Survey Data

Reg No




Categories of Special Interest

Archaeological, Architectural, Artistic, Historical, Social

Original Use


In Use As



1785 - 1790


236728, 97628

Date Recorded


Date Updated



Detached three-bay double-height Board of First Fruits Church of Ireland church, built 1786, with single-bay double-height lower chancel to east having single-bay single-storey vestry to north-east, and single-bay two-stage entrance tower to west on a square plan. Pitched slate roofs with clay ridge tiles, rendered coping, and cast-iron rainwater goods on timber eaves. Roof to tower not visible behind parapet. Unpainted rendered walls with cut-stone dressings to tower including course to top stage, and battlemented parapet. Lancet window openings to nave with chamfered sills, and rendered surrounds. Fixed-pane diamond leaded windows. Lancet window openings to chancel in tripartite arrangement with no sills, chamfered reveals, and fixed-pane leaded stained glass windows. Pointed-arch openings to top (bell) stage to tower with cut-stone sill course, and louvered panel fittings. Pointed-arch door opening to tower with rendered surround having keystone, and timber panelled double doors with timber overpanel. Square-headed window opening to vestry with rendered sill, and 6/6 timber sash window. Full-height interior open into roof with carved timber pews, wall-mounted carved marble memorials, exposed timbers to roof, pointed-arch chancel arch, decorative clay tiles to floor, carved timber lectern, and timber panelled wainscoting. Set back from road in own grounds. (ii) Graveyard to site with various cut-stone grave markers, c.1790 - present. (iii) Remains of detached rubble stone medieval church, c.1500, to south-east. Consolidated, 1850. Now in ruins. Pitched roof now gone.
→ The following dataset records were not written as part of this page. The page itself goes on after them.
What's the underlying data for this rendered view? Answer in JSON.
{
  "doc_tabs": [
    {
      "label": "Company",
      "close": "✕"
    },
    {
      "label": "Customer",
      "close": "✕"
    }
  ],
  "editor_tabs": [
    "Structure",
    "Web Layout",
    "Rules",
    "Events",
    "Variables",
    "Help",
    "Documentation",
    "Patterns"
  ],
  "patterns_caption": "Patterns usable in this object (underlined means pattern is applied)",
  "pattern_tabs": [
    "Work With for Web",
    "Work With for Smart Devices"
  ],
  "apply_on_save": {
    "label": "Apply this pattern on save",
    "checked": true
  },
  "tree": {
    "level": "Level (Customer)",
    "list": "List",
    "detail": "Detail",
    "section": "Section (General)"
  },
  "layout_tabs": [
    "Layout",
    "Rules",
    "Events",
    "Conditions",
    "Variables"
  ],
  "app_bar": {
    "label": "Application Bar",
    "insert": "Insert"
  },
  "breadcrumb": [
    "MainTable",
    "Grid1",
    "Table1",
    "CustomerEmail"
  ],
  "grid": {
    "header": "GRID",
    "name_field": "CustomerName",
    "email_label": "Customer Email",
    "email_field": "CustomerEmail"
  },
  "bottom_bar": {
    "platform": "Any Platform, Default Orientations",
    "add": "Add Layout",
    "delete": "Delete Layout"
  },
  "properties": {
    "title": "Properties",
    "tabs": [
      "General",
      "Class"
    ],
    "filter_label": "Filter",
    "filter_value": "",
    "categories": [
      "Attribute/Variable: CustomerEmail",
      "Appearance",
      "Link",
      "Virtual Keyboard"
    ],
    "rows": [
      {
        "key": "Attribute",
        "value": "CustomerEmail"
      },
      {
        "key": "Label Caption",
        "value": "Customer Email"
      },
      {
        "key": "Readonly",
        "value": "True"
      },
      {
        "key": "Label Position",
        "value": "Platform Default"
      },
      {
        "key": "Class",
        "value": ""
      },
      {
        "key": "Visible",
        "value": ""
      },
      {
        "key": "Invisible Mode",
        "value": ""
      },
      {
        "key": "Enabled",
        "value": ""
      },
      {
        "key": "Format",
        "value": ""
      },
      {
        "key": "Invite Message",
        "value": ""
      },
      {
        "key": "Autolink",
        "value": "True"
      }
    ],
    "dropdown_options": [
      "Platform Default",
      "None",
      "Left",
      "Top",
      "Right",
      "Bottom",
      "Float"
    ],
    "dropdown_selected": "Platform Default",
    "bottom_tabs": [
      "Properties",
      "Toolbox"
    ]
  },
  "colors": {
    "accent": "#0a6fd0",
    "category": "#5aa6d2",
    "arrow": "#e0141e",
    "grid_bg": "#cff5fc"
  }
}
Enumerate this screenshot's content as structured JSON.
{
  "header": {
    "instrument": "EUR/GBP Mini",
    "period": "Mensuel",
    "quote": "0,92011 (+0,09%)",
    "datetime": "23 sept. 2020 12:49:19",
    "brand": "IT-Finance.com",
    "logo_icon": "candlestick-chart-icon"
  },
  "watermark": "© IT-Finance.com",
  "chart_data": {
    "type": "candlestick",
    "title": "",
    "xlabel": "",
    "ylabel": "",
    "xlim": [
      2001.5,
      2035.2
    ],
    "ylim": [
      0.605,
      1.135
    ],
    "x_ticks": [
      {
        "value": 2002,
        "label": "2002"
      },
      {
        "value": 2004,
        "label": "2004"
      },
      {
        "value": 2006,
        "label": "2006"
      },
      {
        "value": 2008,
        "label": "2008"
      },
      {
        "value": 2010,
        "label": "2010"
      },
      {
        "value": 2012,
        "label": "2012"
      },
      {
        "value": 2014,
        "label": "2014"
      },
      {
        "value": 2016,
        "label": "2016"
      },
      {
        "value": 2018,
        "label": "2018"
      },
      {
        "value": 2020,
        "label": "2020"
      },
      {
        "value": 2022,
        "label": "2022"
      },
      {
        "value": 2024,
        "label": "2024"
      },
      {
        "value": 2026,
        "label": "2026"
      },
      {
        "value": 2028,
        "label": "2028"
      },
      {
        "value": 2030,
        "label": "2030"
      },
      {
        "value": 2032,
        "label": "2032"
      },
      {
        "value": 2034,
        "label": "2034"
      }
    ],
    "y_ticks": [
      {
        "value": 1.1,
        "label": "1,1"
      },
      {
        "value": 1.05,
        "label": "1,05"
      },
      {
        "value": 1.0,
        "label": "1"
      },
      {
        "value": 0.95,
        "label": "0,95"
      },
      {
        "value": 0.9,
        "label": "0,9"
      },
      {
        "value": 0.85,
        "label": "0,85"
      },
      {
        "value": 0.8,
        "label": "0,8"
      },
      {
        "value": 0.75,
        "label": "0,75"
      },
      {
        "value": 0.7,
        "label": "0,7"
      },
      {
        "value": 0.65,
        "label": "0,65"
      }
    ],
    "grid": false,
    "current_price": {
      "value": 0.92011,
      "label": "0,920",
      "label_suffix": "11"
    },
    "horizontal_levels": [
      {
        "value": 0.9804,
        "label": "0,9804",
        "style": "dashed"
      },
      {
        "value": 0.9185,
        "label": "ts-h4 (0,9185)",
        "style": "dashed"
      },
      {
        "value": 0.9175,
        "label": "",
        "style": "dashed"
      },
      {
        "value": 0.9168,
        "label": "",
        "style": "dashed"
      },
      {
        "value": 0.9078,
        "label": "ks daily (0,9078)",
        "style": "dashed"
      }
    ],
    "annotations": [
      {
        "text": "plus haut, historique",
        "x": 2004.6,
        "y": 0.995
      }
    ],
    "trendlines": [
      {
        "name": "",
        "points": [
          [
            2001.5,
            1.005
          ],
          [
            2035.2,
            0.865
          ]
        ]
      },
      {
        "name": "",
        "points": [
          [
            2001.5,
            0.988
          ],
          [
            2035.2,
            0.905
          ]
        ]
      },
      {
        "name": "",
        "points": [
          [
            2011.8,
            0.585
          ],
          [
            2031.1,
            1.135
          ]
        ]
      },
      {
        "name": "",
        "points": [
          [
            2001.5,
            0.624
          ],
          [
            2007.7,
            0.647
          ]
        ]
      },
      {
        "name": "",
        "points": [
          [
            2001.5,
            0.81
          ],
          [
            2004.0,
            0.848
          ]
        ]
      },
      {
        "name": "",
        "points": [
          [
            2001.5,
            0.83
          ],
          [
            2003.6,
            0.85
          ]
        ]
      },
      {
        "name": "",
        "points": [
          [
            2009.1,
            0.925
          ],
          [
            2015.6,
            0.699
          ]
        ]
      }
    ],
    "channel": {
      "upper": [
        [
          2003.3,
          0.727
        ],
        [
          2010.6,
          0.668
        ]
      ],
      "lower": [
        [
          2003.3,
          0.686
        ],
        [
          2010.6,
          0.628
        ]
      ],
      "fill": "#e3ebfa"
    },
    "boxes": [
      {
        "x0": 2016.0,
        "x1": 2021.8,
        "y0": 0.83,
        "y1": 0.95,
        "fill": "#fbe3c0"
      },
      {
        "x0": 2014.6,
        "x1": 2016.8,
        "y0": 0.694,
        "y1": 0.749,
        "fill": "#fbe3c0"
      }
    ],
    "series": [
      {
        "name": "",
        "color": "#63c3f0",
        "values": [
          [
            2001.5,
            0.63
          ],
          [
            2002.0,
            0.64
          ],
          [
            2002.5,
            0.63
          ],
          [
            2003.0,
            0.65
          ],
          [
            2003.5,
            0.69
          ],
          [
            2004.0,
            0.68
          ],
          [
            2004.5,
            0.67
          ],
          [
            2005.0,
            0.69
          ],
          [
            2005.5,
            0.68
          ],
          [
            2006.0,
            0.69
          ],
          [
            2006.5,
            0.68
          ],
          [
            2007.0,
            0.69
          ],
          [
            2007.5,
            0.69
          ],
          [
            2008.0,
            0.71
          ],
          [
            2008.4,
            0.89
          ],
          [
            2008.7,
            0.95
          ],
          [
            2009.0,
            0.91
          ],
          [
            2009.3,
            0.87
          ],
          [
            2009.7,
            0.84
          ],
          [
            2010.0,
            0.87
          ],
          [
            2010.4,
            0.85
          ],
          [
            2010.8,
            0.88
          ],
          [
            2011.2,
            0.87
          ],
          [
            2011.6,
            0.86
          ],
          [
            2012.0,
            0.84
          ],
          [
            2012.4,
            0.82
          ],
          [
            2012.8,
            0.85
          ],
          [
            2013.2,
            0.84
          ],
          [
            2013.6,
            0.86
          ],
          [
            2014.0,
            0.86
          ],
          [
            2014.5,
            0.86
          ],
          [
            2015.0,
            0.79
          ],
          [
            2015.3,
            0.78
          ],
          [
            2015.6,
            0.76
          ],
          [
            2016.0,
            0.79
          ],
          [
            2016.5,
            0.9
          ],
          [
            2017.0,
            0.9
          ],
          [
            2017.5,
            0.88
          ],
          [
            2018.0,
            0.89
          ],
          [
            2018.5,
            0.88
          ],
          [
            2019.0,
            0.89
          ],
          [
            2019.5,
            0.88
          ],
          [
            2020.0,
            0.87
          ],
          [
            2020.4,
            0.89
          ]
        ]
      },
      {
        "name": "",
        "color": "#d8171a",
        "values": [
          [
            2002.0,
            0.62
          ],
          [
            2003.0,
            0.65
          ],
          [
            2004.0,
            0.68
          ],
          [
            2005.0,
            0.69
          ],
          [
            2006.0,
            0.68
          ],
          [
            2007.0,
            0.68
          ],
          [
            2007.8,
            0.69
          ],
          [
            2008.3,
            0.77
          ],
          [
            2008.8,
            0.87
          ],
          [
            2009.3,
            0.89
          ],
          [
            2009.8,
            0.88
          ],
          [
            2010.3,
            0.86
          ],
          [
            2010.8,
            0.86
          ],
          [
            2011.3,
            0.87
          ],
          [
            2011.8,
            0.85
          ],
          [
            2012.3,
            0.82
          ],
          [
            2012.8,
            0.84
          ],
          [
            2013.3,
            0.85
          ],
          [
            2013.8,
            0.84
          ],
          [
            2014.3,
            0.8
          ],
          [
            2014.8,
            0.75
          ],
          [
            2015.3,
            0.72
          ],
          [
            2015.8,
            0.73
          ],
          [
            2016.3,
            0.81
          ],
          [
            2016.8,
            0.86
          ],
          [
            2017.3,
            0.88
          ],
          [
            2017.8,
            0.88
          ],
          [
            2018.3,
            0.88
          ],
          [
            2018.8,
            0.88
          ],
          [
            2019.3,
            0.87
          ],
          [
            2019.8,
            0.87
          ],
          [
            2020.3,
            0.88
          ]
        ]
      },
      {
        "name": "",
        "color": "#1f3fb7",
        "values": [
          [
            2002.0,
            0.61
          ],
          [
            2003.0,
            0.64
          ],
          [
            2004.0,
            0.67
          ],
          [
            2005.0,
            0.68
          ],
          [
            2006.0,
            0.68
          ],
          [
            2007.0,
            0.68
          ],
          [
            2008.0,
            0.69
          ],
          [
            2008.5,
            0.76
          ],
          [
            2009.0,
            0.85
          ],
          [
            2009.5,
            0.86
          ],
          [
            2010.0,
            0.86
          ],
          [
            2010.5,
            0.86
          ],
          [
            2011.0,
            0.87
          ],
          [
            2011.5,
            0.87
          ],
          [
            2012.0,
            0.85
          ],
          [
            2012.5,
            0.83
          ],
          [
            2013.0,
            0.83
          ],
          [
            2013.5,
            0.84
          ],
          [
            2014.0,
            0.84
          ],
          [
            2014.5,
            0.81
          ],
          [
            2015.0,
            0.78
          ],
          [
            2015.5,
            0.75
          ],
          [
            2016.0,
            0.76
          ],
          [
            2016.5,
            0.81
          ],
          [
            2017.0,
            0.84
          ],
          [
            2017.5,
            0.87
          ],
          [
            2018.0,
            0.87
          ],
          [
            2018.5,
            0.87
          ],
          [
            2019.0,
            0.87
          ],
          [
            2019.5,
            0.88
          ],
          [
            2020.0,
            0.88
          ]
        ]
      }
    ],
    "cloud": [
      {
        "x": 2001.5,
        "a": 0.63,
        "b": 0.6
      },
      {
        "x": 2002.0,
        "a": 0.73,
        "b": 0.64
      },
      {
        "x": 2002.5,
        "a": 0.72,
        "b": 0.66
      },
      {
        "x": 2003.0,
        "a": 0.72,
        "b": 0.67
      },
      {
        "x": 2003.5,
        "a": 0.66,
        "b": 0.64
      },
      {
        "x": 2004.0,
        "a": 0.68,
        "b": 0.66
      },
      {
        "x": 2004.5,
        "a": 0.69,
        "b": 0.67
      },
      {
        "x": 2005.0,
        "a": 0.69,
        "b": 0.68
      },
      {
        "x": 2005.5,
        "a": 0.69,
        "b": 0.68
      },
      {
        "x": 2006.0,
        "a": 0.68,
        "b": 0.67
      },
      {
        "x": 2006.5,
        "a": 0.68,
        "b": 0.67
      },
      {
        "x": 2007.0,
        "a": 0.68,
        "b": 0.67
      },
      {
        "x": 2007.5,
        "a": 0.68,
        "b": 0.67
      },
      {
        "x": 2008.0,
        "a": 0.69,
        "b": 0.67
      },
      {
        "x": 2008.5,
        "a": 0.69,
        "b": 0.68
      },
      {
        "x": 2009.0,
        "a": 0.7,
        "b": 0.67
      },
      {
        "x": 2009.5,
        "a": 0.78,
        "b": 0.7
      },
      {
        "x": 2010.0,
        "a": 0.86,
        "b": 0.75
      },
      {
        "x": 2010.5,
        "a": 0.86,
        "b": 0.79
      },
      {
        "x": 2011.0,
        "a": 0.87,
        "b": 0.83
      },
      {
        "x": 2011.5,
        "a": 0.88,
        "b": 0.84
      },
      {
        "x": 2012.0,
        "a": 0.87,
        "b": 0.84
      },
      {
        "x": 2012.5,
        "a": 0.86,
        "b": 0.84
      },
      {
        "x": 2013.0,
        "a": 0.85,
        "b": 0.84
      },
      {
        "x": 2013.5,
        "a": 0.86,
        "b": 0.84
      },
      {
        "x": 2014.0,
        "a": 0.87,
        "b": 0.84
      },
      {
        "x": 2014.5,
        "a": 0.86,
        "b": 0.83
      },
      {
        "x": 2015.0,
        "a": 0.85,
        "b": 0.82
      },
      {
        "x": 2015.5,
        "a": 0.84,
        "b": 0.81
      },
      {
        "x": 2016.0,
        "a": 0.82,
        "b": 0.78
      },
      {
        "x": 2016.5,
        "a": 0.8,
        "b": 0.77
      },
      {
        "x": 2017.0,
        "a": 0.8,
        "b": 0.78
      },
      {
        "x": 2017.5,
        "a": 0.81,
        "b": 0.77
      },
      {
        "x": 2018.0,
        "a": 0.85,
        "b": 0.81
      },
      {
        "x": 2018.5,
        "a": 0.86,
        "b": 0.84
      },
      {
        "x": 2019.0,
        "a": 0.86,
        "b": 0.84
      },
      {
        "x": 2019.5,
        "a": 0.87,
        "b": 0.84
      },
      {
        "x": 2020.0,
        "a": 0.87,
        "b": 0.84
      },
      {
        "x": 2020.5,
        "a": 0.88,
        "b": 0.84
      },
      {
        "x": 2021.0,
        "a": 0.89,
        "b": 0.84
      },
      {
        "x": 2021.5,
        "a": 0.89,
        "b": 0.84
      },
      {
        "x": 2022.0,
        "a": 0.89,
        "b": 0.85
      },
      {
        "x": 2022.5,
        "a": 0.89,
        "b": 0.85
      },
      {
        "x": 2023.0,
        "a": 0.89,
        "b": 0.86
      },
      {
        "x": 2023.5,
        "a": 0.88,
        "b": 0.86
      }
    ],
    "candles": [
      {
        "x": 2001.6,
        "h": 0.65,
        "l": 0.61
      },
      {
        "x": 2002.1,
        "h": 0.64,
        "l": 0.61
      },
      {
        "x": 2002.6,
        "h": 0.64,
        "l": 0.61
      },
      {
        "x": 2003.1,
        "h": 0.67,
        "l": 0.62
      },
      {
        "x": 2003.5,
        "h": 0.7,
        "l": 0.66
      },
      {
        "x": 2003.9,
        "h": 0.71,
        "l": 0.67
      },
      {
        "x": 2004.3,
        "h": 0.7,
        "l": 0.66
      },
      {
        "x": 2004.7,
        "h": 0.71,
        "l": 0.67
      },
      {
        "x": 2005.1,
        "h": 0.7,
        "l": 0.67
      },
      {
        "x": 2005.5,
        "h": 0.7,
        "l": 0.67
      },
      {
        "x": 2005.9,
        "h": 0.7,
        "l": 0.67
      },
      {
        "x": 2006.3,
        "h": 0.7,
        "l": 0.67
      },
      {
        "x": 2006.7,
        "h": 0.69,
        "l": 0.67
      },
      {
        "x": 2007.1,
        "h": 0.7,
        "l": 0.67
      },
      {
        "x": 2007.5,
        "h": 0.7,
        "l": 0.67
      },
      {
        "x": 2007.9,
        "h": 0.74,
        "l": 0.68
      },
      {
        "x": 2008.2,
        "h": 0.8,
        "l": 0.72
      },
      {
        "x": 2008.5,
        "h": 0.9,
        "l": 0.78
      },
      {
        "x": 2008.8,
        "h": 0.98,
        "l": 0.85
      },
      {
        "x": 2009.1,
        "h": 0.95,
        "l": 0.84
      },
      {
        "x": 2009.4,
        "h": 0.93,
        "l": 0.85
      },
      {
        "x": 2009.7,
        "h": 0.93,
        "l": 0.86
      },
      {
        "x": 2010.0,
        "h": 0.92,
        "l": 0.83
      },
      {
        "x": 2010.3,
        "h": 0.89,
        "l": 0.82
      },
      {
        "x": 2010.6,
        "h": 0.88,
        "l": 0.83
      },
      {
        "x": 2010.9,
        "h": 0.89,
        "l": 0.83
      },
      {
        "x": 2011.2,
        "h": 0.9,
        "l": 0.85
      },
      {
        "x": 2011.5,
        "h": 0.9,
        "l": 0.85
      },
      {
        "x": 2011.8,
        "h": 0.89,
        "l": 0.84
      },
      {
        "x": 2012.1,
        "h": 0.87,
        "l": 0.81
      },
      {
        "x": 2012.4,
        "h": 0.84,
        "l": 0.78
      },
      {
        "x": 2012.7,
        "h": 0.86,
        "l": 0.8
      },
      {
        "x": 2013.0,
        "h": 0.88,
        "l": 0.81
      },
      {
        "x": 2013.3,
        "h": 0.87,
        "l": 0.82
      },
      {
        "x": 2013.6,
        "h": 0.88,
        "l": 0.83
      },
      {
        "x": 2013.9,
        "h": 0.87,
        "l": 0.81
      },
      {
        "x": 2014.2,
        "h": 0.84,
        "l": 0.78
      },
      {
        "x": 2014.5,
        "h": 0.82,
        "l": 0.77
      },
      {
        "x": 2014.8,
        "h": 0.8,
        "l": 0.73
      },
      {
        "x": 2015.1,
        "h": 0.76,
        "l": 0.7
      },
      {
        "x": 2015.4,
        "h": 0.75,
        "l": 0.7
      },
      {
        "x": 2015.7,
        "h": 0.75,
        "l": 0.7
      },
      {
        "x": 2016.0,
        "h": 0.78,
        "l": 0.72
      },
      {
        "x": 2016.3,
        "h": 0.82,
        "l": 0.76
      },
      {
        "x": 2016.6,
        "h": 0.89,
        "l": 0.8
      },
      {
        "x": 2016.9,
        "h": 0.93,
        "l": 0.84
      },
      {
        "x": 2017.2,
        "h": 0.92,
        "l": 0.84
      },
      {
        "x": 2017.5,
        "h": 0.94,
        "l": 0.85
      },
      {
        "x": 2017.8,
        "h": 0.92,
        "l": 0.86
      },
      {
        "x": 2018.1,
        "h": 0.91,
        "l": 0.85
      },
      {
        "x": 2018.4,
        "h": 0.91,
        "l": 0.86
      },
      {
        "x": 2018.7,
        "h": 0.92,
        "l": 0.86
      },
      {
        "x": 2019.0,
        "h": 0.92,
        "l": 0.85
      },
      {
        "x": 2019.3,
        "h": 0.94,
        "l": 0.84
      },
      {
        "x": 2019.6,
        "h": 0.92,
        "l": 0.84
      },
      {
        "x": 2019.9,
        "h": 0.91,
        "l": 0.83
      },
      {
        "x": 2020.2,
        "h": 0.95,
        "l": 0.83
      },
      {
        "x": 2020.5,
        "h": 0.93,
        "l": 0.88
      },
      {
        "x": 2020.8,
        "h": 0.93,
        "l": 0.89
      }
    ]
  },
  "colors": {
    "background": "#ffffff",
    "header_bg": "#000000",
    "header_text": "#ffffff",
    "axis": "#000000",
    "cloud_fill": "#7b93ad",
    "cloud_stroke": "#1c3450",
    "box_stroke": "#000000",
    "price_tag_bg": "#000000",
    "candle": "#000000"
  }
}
Random rubble stone walls with remains of lime mortar. Remains of pointed-arch window opening with no sill, no dressings, and fittings now gone.


A well-composed, small-scale church of modest appearance, the form and massing of the nave and tower alluding to a standard model promoted by the Board of First Fruits (fl. c.1711 – 1833). Very well maintained, the church presents an early aspect with important salient features and materials intact, both to the exterior and to the interior. The austere external treatment is echoed by a reserved internal decorative scheme, incorporating a range of features that enhance the artistic design distinction of the site. An attendant graveyard enhances the setting quality of the church, and includes a collection of cut-stone markers indicative of high quality craftsmanship. The survival of the remains of an earlier medieval church in the grounds is of archaeological significance, and attests to a long-standing ecclesiastical presence on site.